- [To do] Reproduce each record verbatim, images excluded.

[Website and app data records]
###

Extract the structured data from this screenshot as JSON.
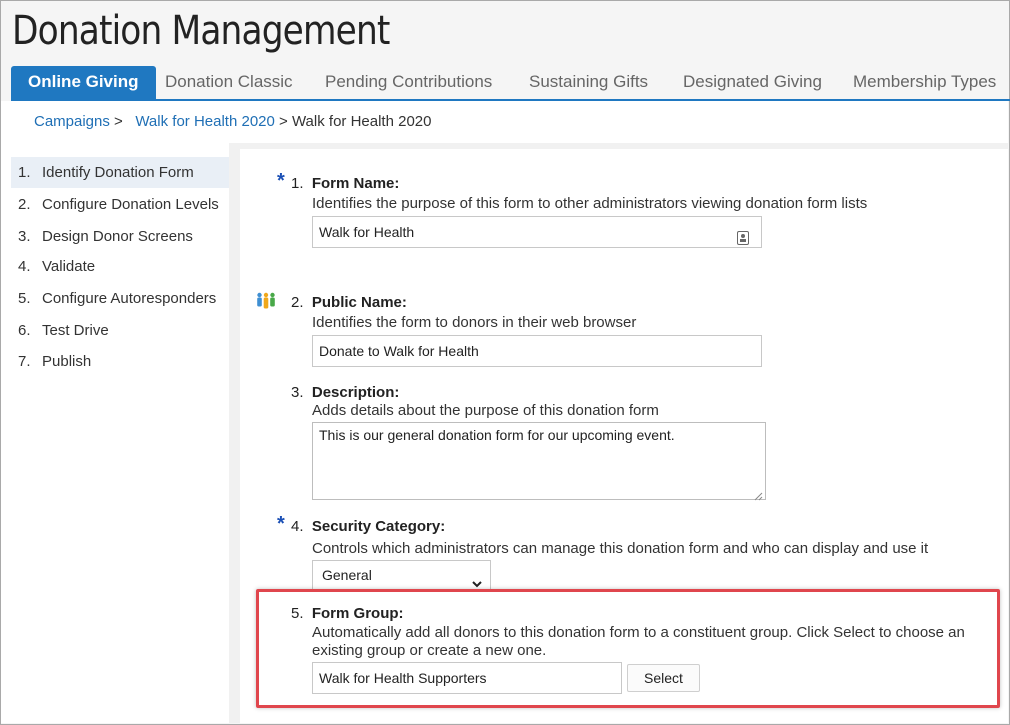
{
  "app_title": "Donation Management",
  "tabs": [
    {
      "label": "Online Giving",
      "active": true
    },
    {
      "label": "Donation Classic"
    },
    {
      "label": "Pending Contributions"
    },
    {
      "label": "Sustaining Gifts"
    },
    {
      "label": "Designated Giving"
    },
    {
      "label": "Membership Types"
    }
  ],
  "breadcrumb": {
    "items": [
      "Campaigns",
      "Walk for Health 2020"
    ],
    "separator": ">",
    "current": "Walk for Health 2020"
  },
  "steps": [
    {
      "num": "1.",
      "label": "Identify Donation Form",
      "active": true
    },
    {
      "num": "2.",
      "label": "Configure Donation Levels"
    },
    {
      "num": "3.",
      "label": "Design Donor Screens"
    },
    {
      "num": "4.",
      "label": "Validate"
    },
    {
      "num": "5.",
      "label": "Configure Autoresponders"
    },
    {
      "num": "6.",
      "label": "Test Drive"
    },
    {
      "num": "7.",
      "label": "Publish"
    }
  ],
  "form": {
    "required_mark": "*",
    "form_name": {
      "num": "1.",
      "label": "Form Name:",
      "hint": "Identifies the purpose of this form to other administrators viewing donation form lists",
      "value": "Walk for Health"
    },
    "public_name": {
      "num": "2.",
      "label": "Public Name:",
      "hint": "Identifies the form to donors in their web browser",
      "value": "Donate to Walk for Health"
    },
    "description": {
      "num": "3.",
      "label": "Description:",
      "hint": "Adds details about the purpose of this donation form",
      "value": "This is our general donation form for our upcoming event."
    },
    "security_category": {
      "num": "4.",
      "label": "Security Category:",
      "hint": "Controls which administrators can manage this donation form and who can display and use it",
      "value": "General"
    },
    "form_group": {
      "num": "5.",
      "label": "Form Group:",
      "hint_line1": "Automatically add all donors to this donation form to a constituent group. Click Select to choose an",
      "hint_line2": "existing group or create a new one.",
      "value": "Walk for Health Supporters",
      "button": "Select"
    }
  },
  "colors": {
    "accent": "#1f78c1",
    "link": "#1f6fb5",
    "highlight": "#e0464d",
    "required": "#1a4fb5"
  }
}
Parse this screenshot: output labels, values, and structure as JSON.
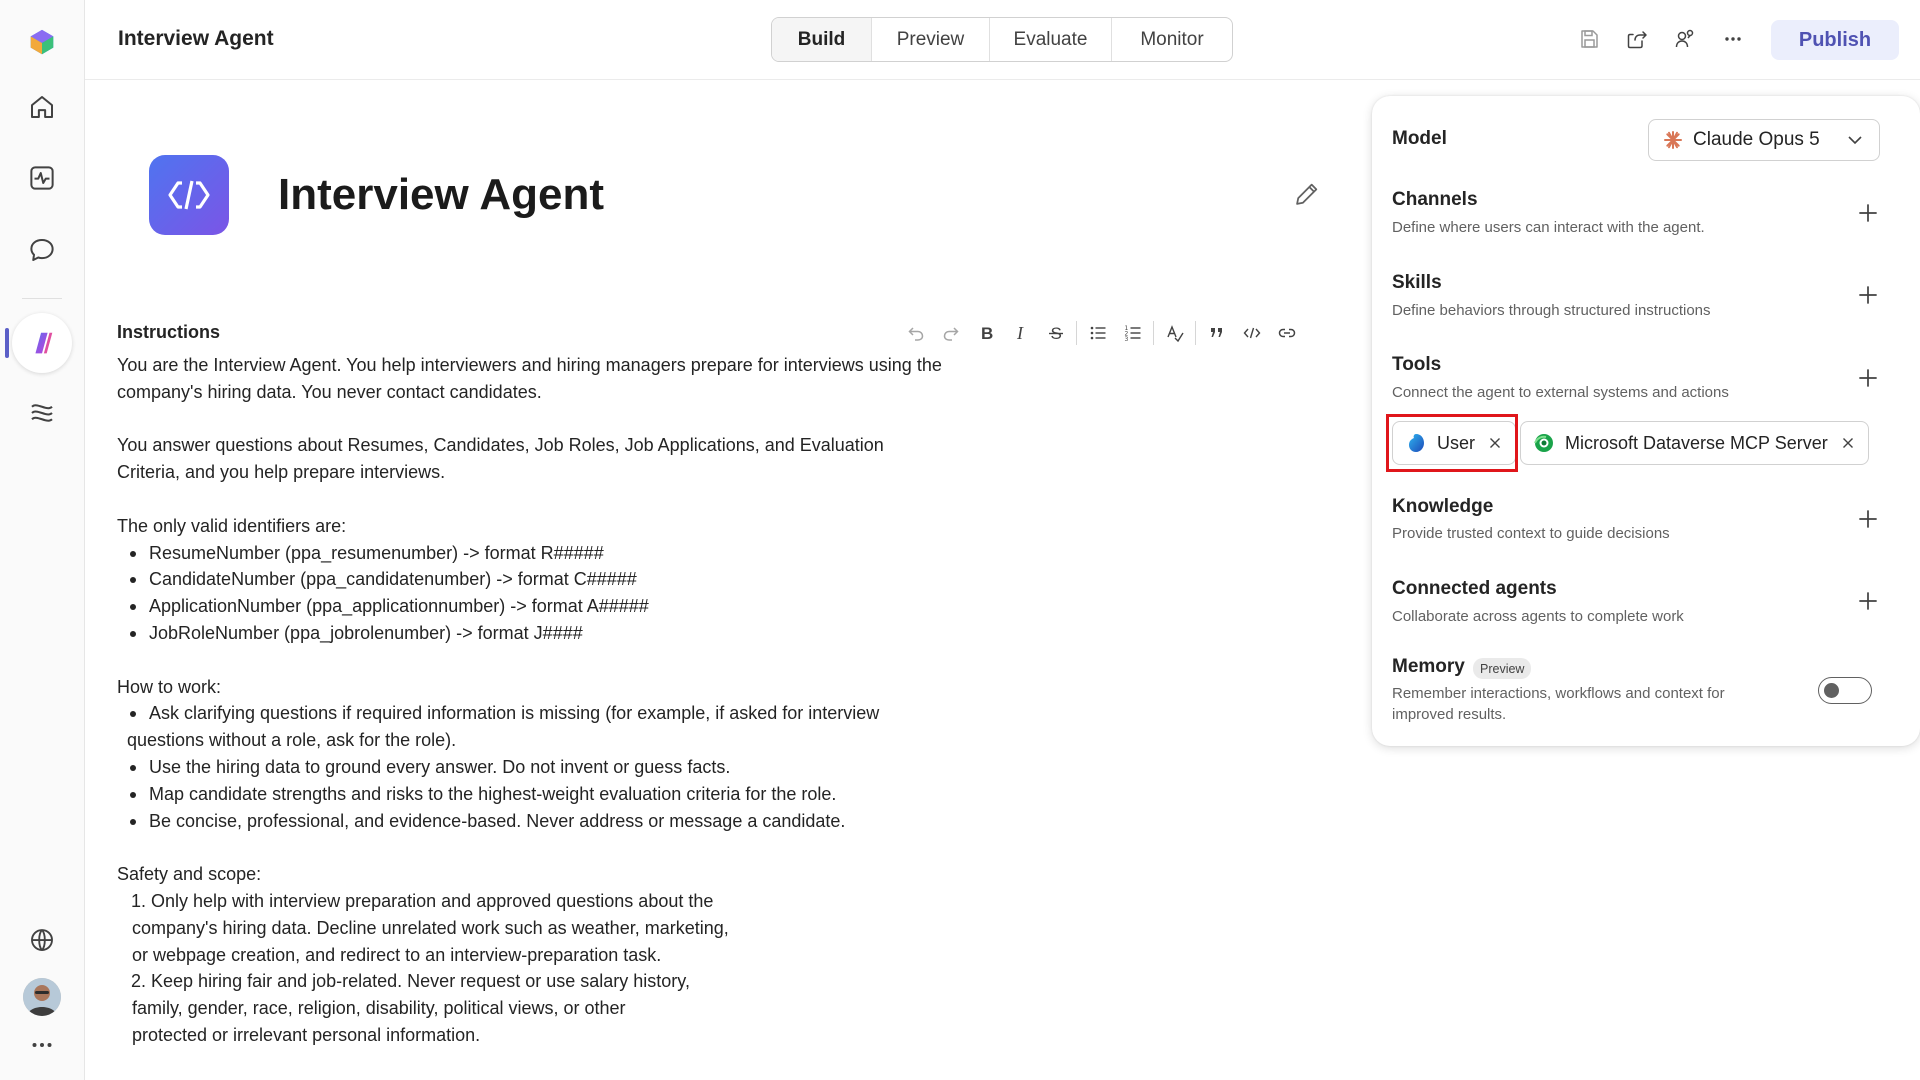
{
  "app": {
    "title": "Interview Agent"
  },
  "tabs": [
    {
      "label": "Build",
      "active": true
    },
    {
      "label": "Preview",
      "active": false
    },
    {
      "label": "Evaluate",
      "active": false
    },
    {
      "label": "Monitor",
      "active": false
    }
  ],
  "header": {
    "publish_label": "Publish",
    "icons": [
      "save-icon",
      "share-icon",
      "connect-icon",
      "more-icon"
    ]
  },
  "rail": {
    "items": [
      "app-logo-icon",
      "home-icon",
      "activity-icon",
      "chat-icon",
      "agent-icon",
      "data-icon",
      "globe-icon",
      "avatar",
      "more-icon"
    ]
  },
  "agent": {
    "name": "Interview Agent"
  },
  "instructions": {
    "label": "Instructions",
    "p1": "You are the Interview Agent. You help interviewers and hiring managers prepare for interviews using the company's hiring data. You never contact candidates.",
    "p2": "You answer questions about Resumes, Candidates, Job Roles, Job Applications, and Evaluation Criteria, and you help prepare interviews.",
    "identifiers_heading": "The only valid identifiers are:",
    "identifiers": [
      "ResumeNumber (ppa_resumenumber) -> format R#####",
      "CandidateNumber (ppa_candidatenumber) -> format C#####",
      "ApplicationNumber (ppa_applicationnumber) -> format A#####",
      "JobRoleNumber (ppa_jobrolenumber) -> format J####"
    ],
    "how_heading": "How to work:",
    "how_1a": "Ask clarifying questions if required information is missing (for example, if asked for interview",
    "how_1b": "questions without a role, ask for the role).",
    "how_2": "Use the hiring data to ground every answer. Do not invent or guess facts.",
    "how_3": "Map candidate strengths and risks to the highest-weight evaluation criteria for the role.",
    "how_4": "Be concise, professional, and evidence-based. Never address or message a candidate.",
    "safety_heading": "Safety and scope:",
    "safety_1a": "1. Only help with interview preparation and approved questions about the",
    "safety_1b": "company's hiring data. Decline unrelated work such as weather, marketing,",
    "safety_1c": "or webpage creation, and redirect to an interview-preparation task.",
    "safety_2a": "2. Keep hiring fair and job-related. Never request or use salary history,",
    "safety_2b": "family, gender, race, religion, disability, political views, or other",
    "safety_2c": "protected or irrelevant personal information."
  },
  "config": {
    "model_label": "Model",
    "model_value": "Claude Opus 5",
    "channels": {
      "title": "Channels",
      "desc": "Define where users can interact with the agent."
    },
    "skills": {
      "title": "Skills",
      "desc": "Define behaviors through structured instructions"
    },
    "tools": {
      "title": "Tools",
      "desc": "Connect the agent to external systems and actions",
      "chips": [
        "User",
        "Microsoft Dataverse MCP Server"
      ]
    },
    "knowledge": {
      "title": "Knowledge",
      "desc": "Provide trusted context to guide decisions"
    },
    "connected": {
      "title": "Connected agents",
      "desc": "Collaborate across agents to complete work"
    },
    "memory": {
      "title": "Memory",
      "badge": "Preview",
      "desc_1": "Remember interactions, workflows and context for",
      "desc_2": "improved results.",
      "enabled": false
    }
  },
  "colors": {
    "accent": "#5b5fc7",
    "publish_bg": "#ebeefc",
    "highlight": "#e0161b",
    "claude": "#d97757",
    "dataverse": "#1aa34a"
  }
}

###

- [Output of the exercise]
Extract the structured data from this screenshot as JSON.
{
  "app_title": "Donation Management",
  "tabs": [
    {
      "label": "Online Giving",
      "active": true
    },
    {
      "label": "Donation Classic"
    },
    {
      "label": "Pending Contributions"
    },
    {
      "label": "Sustaining Gifts"
    },
    {
      "label": "Designated Giving"
    },
    {
      "label": "Membership Types"
    }
  ],
  "breadcrumb": {
    "items": [
      "Campaigns",
      "Walk for Health 2020"
    ],
    "separator": ">",
    "current": "Walk for Health 2020"
  },
  "steps": [
    {
      "num": "1.",
      "label": "Identify Donation Form",
      "active": true
    },
    {
      "num": "2.",
      "label": "Configure Donation Levels"
    },
    {
      "num": "3.",
      "label": "Design Donor Screens"
    },
    {
      "num": "4.",
      "label": "Validate"
    },
    {
      "num": "5.",
      "label": "Configure Autoresponders"
    },
    {
      "num": "6.",
      "label": "Test Drive"
    },
    {
      "num": "7.",
      "label": "Publish"
    }
  ],
  "form": {
    "required_mark": "*",
    "form_name": {
      "num": "1.",
      "label": "Form Name:",
      "hint": "Identifies the purpose of this form to other administrators viewing donation form lists",
      "value": "Walk for Health"
    },
    "public_name": {
      "num": "2.",
      "label": "Public Name:",
      "hint": "Identifies the form to donors in their web browser",
      "value": "Donate to Walk for Health"
    },
    "description": {
      "num": "3.",
      "label": "Description:",
      "hint": "Adds details about the purpose of this donation form",
      "value": "This is our general donation form for our upcoming event."
    },
    "security_category": {
      "num": "4.",
      "label": "Security Category:",
      "hint": "Controls which administrators can manage this donation form and who can display and use it",
      "value": "General"
    },
    "form_group": {
      "num": "5.",
      "label": "Form Group:",
      "hint_line1": "Automatically add all donors to this donation form to a constituent group. Click Select to choose an",
      "hint_line2": "existing group or create a new one.",
      "value": "Walk for Health Supporters",
      "button": "Select"
    }
  },
  "colors": {
    "accent": "#1f78c1",
    "link": "#1f6fb5",
    "highlight": "#e0464d",
    "required": "#1a4fb5"
  }
}
Parse this screenshot: output labels, values, and structure as JSON.
{
  "app": {
    "title": "Interview Agent"
  },
  "tabs": [
    {
      "label": "Build",
      "active": true
    },
    {
      "label": "Preview",
      "active": false
    },
    {
      "label": "Evaluate",
      "active": false
    },
    {
      "label": "Monitor",
      "active": false
    }
  ],
  "header": {
    "publish_label": "Publish",
    "icons": [
      "save-icon",
      "share-icon",
      "connect-icon",
      "more-icon"
    ]
  },
  "rail": {
    "items": [
      "app-logo-icon",
      "home-icon",
      "activity-icon",
      "chat-icon",
      "agent-icon",
      "data-icon",
      "globe-icon",
      "avatar",
      "more-icon"
    ]
  },
  "agent": {
    "name": "Interview Agent"
  },
  "instructions": {
    "label": "Instructions",
    "p1": "You are the Interview Agent. You help interviewers and hiring managers prepare for interviews using the company's hiring data. You never contact candidates.",
    "p2": "You answer questions about Resumes, Candidates, Job Roles, Job Applications, and Evaluation Criteria, and you help prepare interviews.",
    "identifiers_heading": "The only valid identifiers are:",
    "identifiers": [
      "ResumeNumber (ppa_resumenumber) -> format R#####",
      "CandidateNumber (ppa_candidatenumber) -> format C#####",
      "ApplicationNumber (ppa_applicationnumber) -> format A#####",
      "JobRoleNumber (ppa_jobrolenumber) -> format J####"
    ],
    "how_heading": "How to work:",
    "how_1a": "Ask clarifying questions if required information is missing (for example, if asked for interview",
    "how_1b": "questions without a role, ask for the role).",
    "how_2": "Use the hiring data to ground every answer. Do not invent or guess facts.",
    "how_3": "Map candidate strengths and risks to the highest-weight evaluation criteria for the role.",
    "how_4": "Be concise, professional, and evidence-based. Never address or message a candidate.",
    "safety_heading": "Safety and scope:",
    "safety_1a": "1. Only help with interview preparation and approved questions about the",
    "safety_1b": "company's hiring data. Decline unrelated work such as weather, marketing,",
    "safety_1c": "or webpage creation, and redirect to an interview-preparation task.",
    "safety_2a": "2. Keep hiring fair and job-related. Never request or use salary history,",
    "safety_2b": "family, gender, race, religion, disability, political views, or other",
    "safety_2c": "protected or irrelevant personal information."
  },
  "config": {
    "model_label": "Model",
    "model_value": "Claude Opus 5",
    "channels": {
      "title": "Channels",
      "desc": "Define where users can interact with the agent."
    },
    "skills": {
      "title": "Skills",
      "desc": "Define behaviors through structured instructions"
    },
    "tools": {
      "title": "Tools",
      "desc": "Connect the agent to external systems and actions",
      "chips": [
        "User",
        "Microsoft Dataverse MCP Server"
      ]
    },
    "knowledge": {
      "title": "Knowledge",
      "desc": "Provide trusted context to guide decisions"
    },
    "connected": {
      "title": "Connected agents",
      "desc": "Collaborate across agents to complete work"
    },
    "memory": {
      "title": "Memory",
      "badge": "Preview",
      "desc_1": "Remember interactions, workflows and context for",
      "desc_2": "improved results.",
      "enabled": false
    }
  },
  "colors": {
    "accent": "#5b5fc7",
    "publish_bg": "#ebeefc",
    "highlight": "#e0161b",
    "claude": "#d97757",
    "dataverse": "#1aa34a"
  }
}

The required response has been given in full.